Hard to believe, but it’s been five years since Social Security’s Retirement Estimator debuted. Within months of first becoming available, the online Estimator was praised as one of the best services on the Internet, and it has consistently retained its excellent rating every year.
Results from the American Customer Satisfaction Index show Social Security’s online Retirement Estimator is consistently one of the highest-rated services on the web—even higher than the websites of many other public or private sector agencies and companies, including Netflix and Amazon.
Every year millions of people use the Retirement Estimator. You can too at www.socialsecurity.gov/estimator. Prefer to do your business in Spanish? You can find it at www.segurosocial.gov/calculador, too.
The Retirement Estimator is a convenient, secure, and quick financial planning tool that lets workers calculate how much they might expect to receive in Social Security benefits when they retire. The attractive feature of this calculator is that it uses your earnings information on file at Social Security without displaying your personal information. You get an instant, personalized estimate of your future retirement benefits.
The Estimator even gives you the opportunity to run different scenarios and “what if” situations. For example, you can change the date you expect to retire or change expected future earnings to create and compare different retirement options. This can help you as you plan for your future.
To use the Retirement Estimator, you must have enough Social Security credits to qualify for benefits, and you cannot currently be receiving benefits.
Join the celebration!

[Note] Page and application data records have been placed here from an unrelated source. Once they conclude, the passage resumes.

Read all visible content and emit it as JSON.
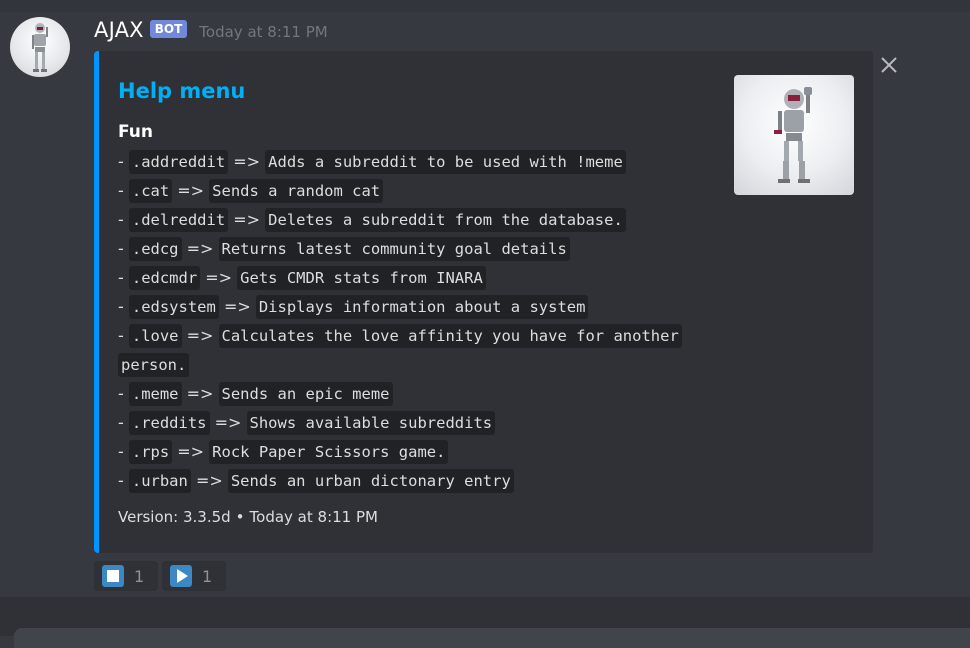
{
  "message": {
    "author": "AJAX",
    "badge": "BOT",
    "timestamp": "Today at 8:11 PM"
  },
  "embed": {
    "title": "Help menu",
    "accent_color": "#0096ff",
    "field_name": "Fun",
    "lines": [
      {
        "prefix": "- ",
        "cmd": ".addreddit",
        "arrow": " => ",
        "desc": "Adds a subreddit to be used with !meme"
      },
      {
        "prefix": "- ",
        "cmd": ".cat",
        "arrow": " => ",
        "desc": "Sends a random cat"
      },
      {
        "prefix": "- ",
        "cmd": ".delreddit",
        "arrow": " => ",
        "desc": "Deletes a subreddit from the database."
      },
      {
        "prefix": "- ",
        "cmd": ".edcg",
        "arrow": " => ",
        "desc": "Returns latest community goal details"
      },
      {
        "prefix": "- ",
        "cmd": ".edcmdr",
        "arrow": " => ",
        "desc": "Gets CMDR stats from INARA"
      },
      {
        "prefix": "- ",
        "cmd": ".edsystem",
        "arrow": " => ",
        "desc": "Displays information about a system"
      },
      {
        "prefix": "- ",
        "cmd": ".love",
        "arrow": " => ",
        "desc": "Calculates the love affinity you have for another "
      },
      {
        "prefix": "",
        "cmd": "",
        "arrow": "",
        "desc": "person."
      },
      {
        "prefix": "- ",
        "cmd": ".meme",
        "arrow": " => ",
        "desc": "Sends an epic meme"
      },
      {
        "prefix": "- ",
        "cmd": ".reddits",
        "arrow": " => ",
        "desc": "Shows available subreddits"
      },
      {
        "prefix": "- ",
        "cmd": ".rps",
        "arrow": " => ",
        "desc": "Rock Paper Scissors game."
      },
      {
        "prefix": "- ",
        "cmd": ".urban",
        "arrow": " => ",
        "desc": "Sends an urban dictonary entry"
      }
    ],
    "footer_version": "Version: 3.3.5d",
    "footer_separator": "•",
    "footer_time": "Today at 8:11 PM"
  },
  "reactions": [
    {
      "icon": "stop-button-icon",
      "count": "1"
    },
    {
      "icon": "play-button-icon",
      "count": "1"
    }
  ],
  "colors": {
    "background": "#36393f",
    "embed_bg": "#2f3136",
    "title": "#00aff4",
    "bot_badge": "#7289da"
  }
}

Experience the popular online service now by visiting Social Security’s Retirement Estimator at www.socialsecurity.gov/estimator. Then, once you’ve sketched out your retirement plans, you’ll know where to go when the time comes to apply for benefits: online at www.socialsecurity.gov.

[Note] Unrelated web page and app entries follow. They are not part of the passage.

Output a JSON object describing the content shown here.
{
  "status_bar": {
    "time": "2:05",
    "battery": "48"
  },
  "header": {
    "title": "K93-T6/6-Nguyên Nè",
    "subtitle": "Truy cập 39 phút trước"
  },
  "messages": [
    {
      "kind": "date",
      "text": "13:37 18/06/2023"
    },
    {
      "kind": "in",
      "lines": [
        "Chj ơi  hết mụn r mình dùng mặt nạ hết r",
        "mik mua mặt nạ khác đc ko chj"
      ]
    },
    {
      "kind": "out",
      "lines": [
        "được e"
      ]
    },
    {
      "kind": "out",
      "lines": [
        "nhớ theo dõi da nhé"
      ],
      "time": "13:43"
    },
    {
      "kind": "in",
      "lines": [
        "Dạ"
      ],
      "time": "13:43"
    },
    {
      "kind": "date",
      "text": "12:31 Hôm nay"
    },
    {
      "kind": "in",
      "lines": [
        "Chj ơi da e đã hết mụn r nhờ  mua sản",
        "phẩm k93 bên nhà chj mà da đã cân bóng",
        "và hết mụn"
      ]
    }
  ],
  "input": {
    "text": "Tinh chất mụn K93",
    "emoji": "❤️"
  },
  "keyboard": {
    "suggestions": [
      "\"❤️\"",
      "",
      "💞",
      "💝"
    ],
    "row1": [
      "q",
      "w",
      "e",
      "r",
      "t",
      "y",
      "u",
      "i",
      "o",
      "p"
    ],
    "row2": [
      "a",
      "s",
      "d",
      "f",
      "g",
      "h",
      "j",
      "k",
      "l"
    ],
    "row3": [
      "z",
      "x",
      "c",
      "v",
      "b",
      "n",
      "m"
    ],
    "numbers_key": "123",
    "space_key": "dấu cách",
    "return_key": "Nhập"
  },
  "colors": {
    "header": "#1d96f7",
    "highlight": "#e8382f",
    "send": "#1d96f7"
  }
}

Happy fifth anniversary, Retirement Estimator!
This article originally appeared in the July 17 print edition.
Category: Social Security